- _Exercise prompt_:
Every line of the entries below that includes "value" belongs in the answer, copied as written.

Collected data entries

---

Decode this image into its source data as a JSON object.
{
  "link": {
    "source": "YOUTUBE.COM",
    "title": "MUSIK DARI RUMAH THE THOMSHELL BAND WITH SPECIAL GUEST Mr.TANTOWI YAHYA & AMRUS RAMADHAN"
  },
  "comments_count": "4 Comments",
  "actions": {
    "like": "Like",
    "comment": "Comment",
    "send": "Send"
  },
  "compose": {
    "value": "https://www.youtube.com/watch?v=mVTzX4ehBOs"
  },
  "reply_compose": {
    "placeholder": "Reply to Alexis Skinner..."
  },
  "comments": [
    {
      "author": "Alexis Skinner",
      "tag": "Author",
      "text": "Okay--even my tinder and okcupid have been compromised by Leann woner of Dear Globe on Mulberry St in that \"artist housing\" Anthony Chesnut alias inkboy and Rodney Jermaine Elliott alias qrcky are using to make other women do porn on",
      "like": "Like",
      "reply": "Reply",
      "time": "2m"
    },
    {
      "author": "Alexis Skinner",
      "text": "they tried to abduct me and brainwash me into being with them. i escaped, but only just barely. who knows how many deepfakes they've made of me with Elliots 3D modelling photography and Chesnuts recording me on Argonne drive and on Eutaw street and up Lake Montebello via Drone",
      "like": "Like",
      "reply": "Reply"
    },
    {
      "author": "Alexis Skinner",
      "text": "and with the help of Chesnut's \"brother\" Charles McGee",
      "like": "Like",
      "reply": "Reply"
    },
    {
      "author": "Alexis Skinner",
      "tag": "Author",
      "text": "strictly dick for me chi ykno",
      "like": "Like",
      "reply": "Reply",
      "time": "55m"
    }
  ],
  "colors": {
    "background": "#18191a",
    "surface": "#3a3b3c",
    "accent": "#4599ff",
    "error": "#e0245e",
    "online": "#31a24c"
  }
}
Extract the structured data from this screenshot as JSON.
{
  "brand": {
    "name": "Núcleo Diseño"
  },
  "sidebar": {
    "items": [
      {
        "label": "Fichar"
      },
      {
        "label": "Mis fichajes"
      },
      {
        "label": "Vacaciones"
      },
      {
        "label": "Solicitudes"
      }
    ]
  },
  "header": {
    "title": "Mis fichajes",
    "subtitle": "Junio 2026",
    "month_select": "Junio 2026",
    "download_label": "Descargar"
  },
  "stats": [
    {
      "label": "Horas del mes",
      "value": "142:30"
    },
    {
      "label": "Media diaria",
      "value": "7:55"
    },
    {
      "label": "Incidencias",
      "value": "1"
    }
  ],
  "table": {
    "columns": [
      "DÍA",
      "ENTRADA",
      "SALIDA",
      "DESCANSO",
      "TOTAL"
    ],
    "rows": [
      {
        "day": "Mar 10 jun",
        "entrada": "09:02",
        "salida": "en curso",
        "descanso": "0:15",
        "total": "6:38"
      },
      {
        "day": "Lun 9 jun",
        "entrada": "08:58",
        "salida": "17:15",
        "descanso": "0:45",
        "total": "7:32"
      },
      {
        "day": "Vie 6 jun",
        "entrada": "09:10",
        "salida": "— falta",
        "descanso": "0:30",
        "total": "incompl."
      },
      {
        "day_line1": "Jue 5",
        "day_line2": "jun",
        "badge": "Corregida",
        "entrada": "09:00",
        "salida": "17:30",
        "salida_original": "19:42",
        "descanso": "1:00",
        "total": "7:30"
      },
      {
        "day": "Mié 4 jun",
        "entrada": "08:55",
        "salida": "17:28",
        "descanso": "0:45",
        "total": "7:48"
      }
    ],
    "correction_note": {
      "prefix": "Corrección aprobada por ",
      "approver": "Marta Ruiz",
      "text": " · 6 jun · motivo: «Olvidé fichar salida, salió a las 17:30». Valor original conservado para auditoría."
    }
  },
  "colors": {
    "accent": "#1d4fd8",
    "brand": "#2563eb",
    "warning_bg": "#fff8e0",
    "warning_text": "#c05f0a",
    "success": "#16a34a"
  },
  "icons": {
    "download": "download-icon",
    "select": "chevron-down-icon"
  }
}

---

- _Solved exercise_:
    "value": "https://www.youtube.com/watch?v=mVTzX4ehBOs"
      "value": "142:30"
      "value": "7:55"
      "value": "1"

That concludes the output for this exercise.